Assignment
From the entries that follow, report every line in which "author" occurs.

Study material
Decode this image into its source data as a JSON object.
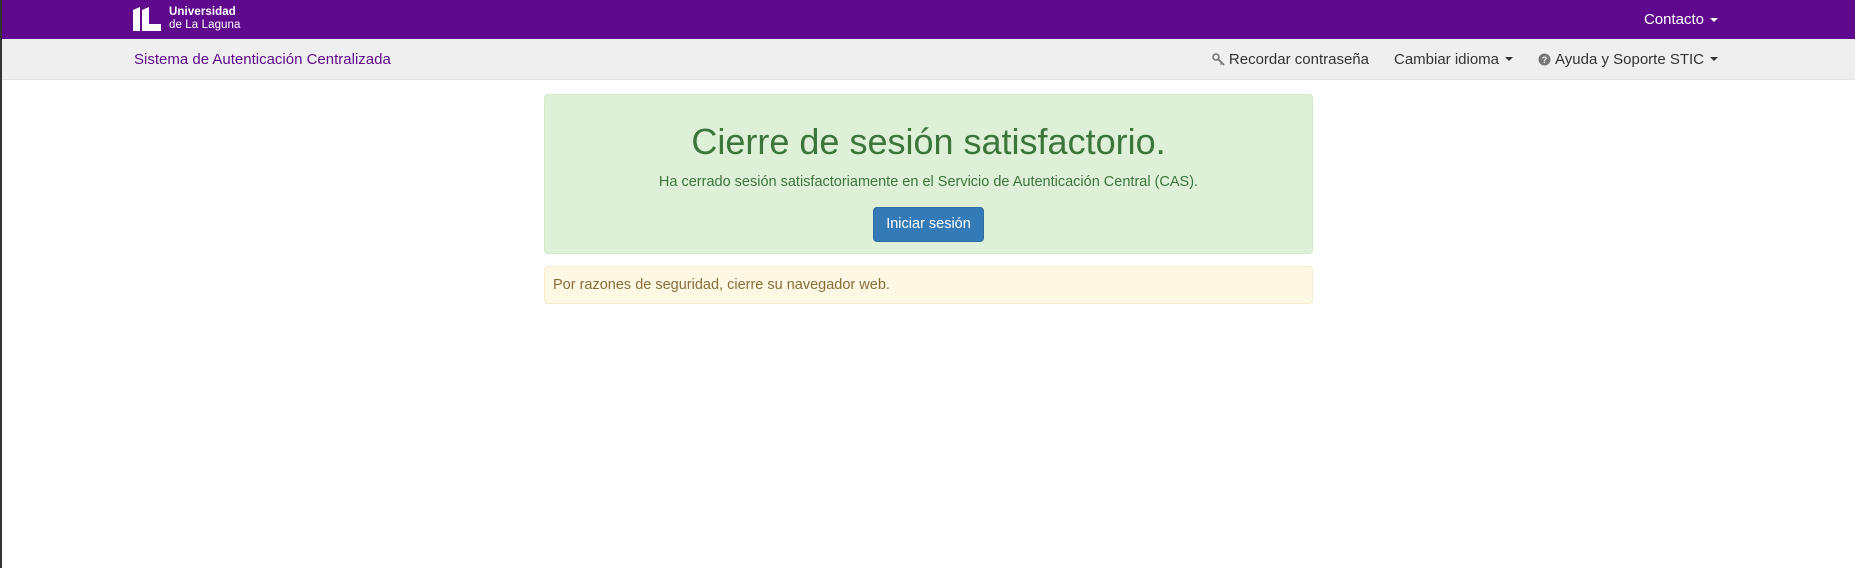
{
  "header": {
    "logo": {
      "line1": "Universidad",
      "line2": "de La Laguna",
      "icon": "ull-logo-icon"
    },
    "contact_label": "Contacto"
  },
  "navbar": {
    "brand": "Sistema de Autenticación Centralizada",
    "items": [
      {
        "label": "Recordar contraseña",
        "icon": "key-icon"
      },
      {
        "label": "Cambiar idioma",
        "icon": "chevron-down-icon"
      },
      {
        "label": "Ayuda y Soporte STIC",
        "icon": "question-circle-icon"
      }
    ]
  },
  "main": {
    "success_title": "Cierre de sesión satisfactorio.",
    "success_text": "Ha cerrado sesión satisfactoriamente en el Servicio de Autenticación Central (CAS).",
    "login_button": "Iniciar sesión",
    "warning_text": "Por razones de seguridad, cierre su navegador web."
  },
  "colors": {
    "brand_purple": "#5f0a8c",
    "navbar_bg": "#efefef",
    "success_bg": "#dff0d8",
    "success_text": "#3c763d",
    "button_blue": "#337ab7",
    "warning_bg": "#fcf8e3",
    "warning_text": "#8a6d3b"
  }
}
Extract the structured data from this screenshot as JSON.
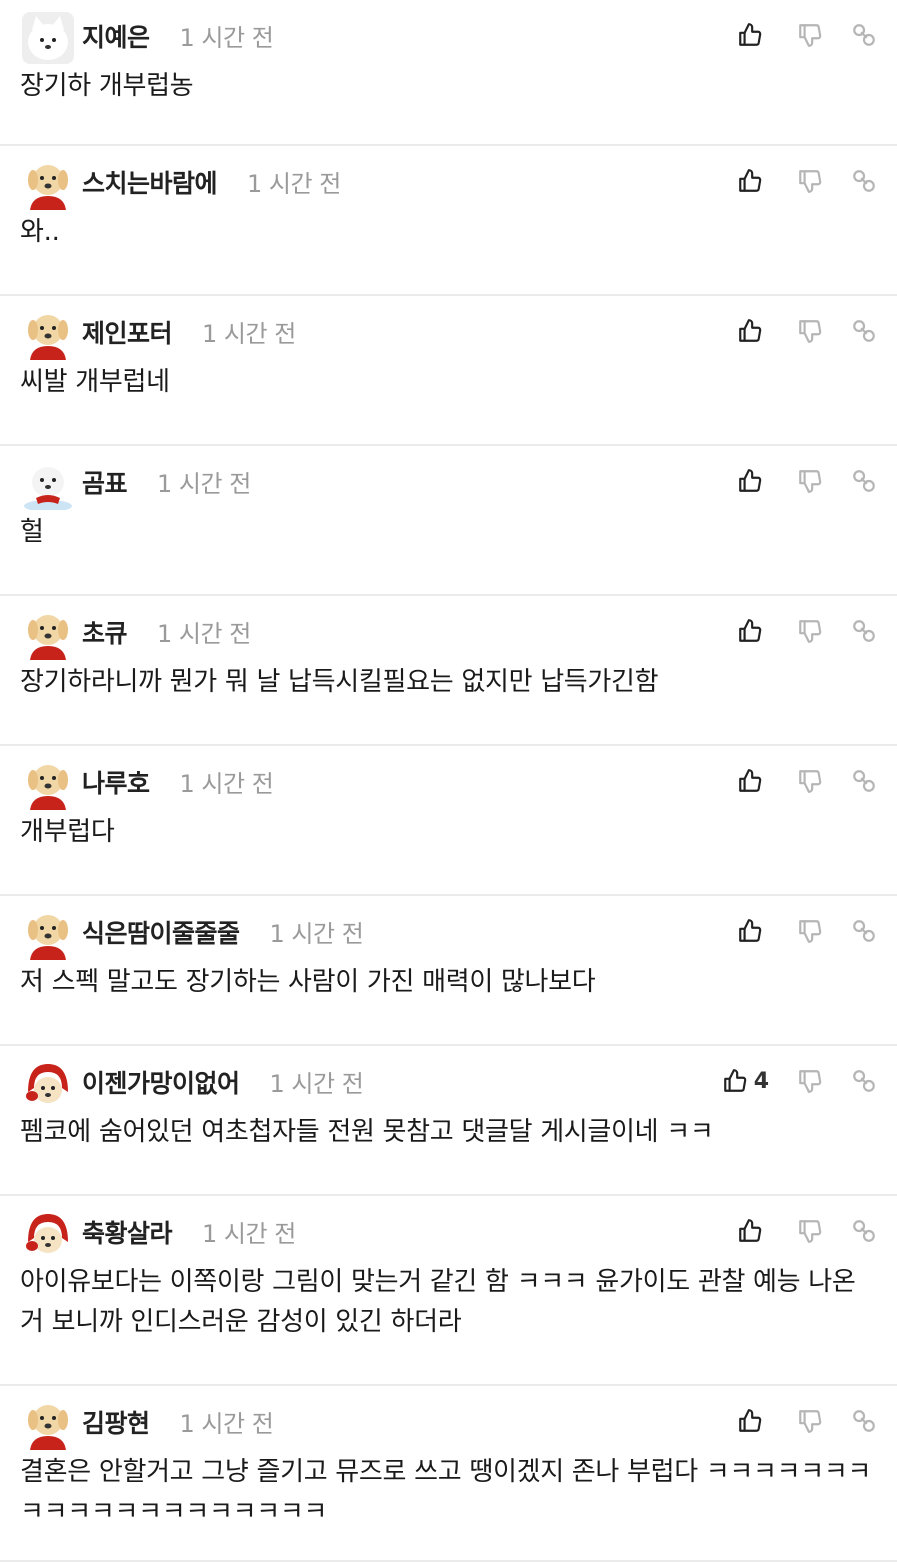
{
  "comments": [
    {
      "author": "지예은",
      "time": "1 시간 전",
      "text": "장기하 개부럽농",
      "likes": "",
      "avatar": "samoyed",
      "height": 146
    },
    {
      "author": "스치는바람에",
      "time": "1 시간 전",
      "text": "와..",
      "likes": "",
      "avatar": "puppy",
      "height": 150
    },
    {
      "author": "제인포터",
      "time": "1 시간 전",
      "text": "씨발 개부럽네",
      "likes": "",
      "avatar": "puppy",
      "height": 150
    },
    {
      "author": "곰표",
      "time": "1 시간 전",
      "text": "헐",
      "likes": "",
      "avatar": "samoyed2",
      "height": 150
    },
    {
      "author": "초큐",
      "time": "1 시간 전",
      "text": "장기하라니까 뭔가 뭐 날 납득시킬필요는 없지만 납득가긴함",
      "likes": "",
      "avatar": "puppy",
      "height": 150
    },
    {
      "author": "나루호",
      "time": "1 시간 전",
      "text": "개부럽다",
      "likes": "",
      "avatar": "puppy",
      "height": 150
    },
    {
      "author": "식은땀이줄줄줄",
      "time": "1 시간 전",
      "text": "저 스펙 말고도 장기하는 사람이 가진 매력이 많나보다",
      "likes": "",
      "avatar": "puppy",
      "height": 150
    },
    {
      "author": "이젠가망이없어",
      "time": "1 시간 전",
      "text": "펨코에 숨어있던 여초첩자들 전원 못참고 댓글달 게시글이네 ㅋㅋ",
      "likes": "4",
      "avatar": "redhood",
      "height": 150
    },
    {
      "author": "축황살라",
      "time": "1 시간 전",
      "text": "아이유보다는 이쪽이랑 그림이 맞는거 같긴 함 ㅋㅋㅋ 윤가이도 관찰 예능 나온거 보니까 인디스러운 감성이 있긴 하더라",
      "likes": "",
      "avatar": "redhood",
      "height": 190
    },
    {
      "author": "김팡현",
      "time": "1 시간 전",
      "text": "결혼은 안할거고 그냥 즐기고 뮤즈로 쓰고 땡이겠지 존나 부럽다 ㅋㅋㅋㅋㅋㅋㅋㅋㅋㅋㅋㅋㅋㅋㅋㅋㅋㅋㅋㅋ",
      "likes": "",
      "avatar": "puppy",
      "height": 176
    }
  ],
  "colors": {
    "divider": "#ebebeb",
    "meta": "#9a9a9a",
    "icon": "#222222",
    "icon_muted": "#b5b5b5"
  },
  "icons": {
    "like": "thumbs-up-icon",
    "dislike": "thumbs-down-icon",
    "link": "link-icon"
  }
}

Reply
      "author": "지예은",
      "author": "스치는바람에",
      "author": "제인포터",
      "author": "곰표",
      "author": "초큐",
      "author": "나루호",
      "author": "식은땀이줄줄줄",
      "author": "이젠가망이없어",
      "author": "축황살라",
      "author": "김팡현",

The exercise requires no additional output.